The purpose of this paper is to analyze the leadership orientation of Afghan and Thai respondents by exploring their task and relationship orientations to glean best practices for application in the war-torn nation of Afghanistan. While there are many published studies on the Thai work culture and leadership practices, research about Afghan citizens is limited. Using the Style Questionnaire, we compared the leadership orientations of 400 respondents from each nation based on their citizenship on the task and relationship-orientation continuum. To gain some insights, we reflect and explore the Afghan orientation of getting along and compare it with the cultural practices of people in Thailand, where politicians have managed their political affairs more peacefully with their neighbors. Both Afghanistan and Thailand’s cultures are high-context and collective; therefore, people are presumed to be more relationship-oriented, and this study found statistically significant support for this presumption. While respondents from both countries do have a stronger focus on their relationships, in comparison, data shows that their task orientation is significantly lower. Analysis, recommendations for inclusion training, dealing with societal / workplace mobbing, and the study’s limitations are presented toward the end of the paper. The findings are useful for managers, political leaders, and expatriates working in these two South and East Asian countries.

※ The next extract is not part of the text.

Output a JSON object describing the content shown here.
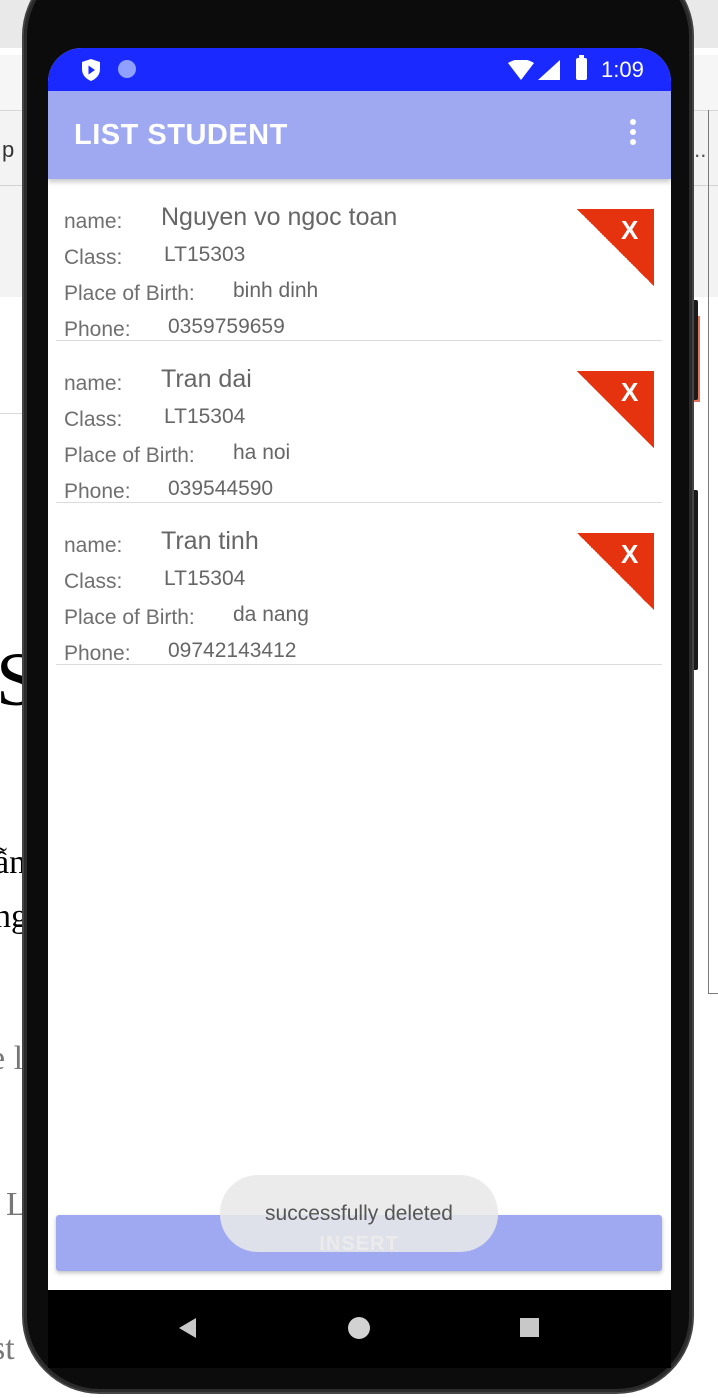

Afghan leadership orientation, Thai cultural orientations, relationship- orientation, task-orientation, inclusion, societal mobbing; training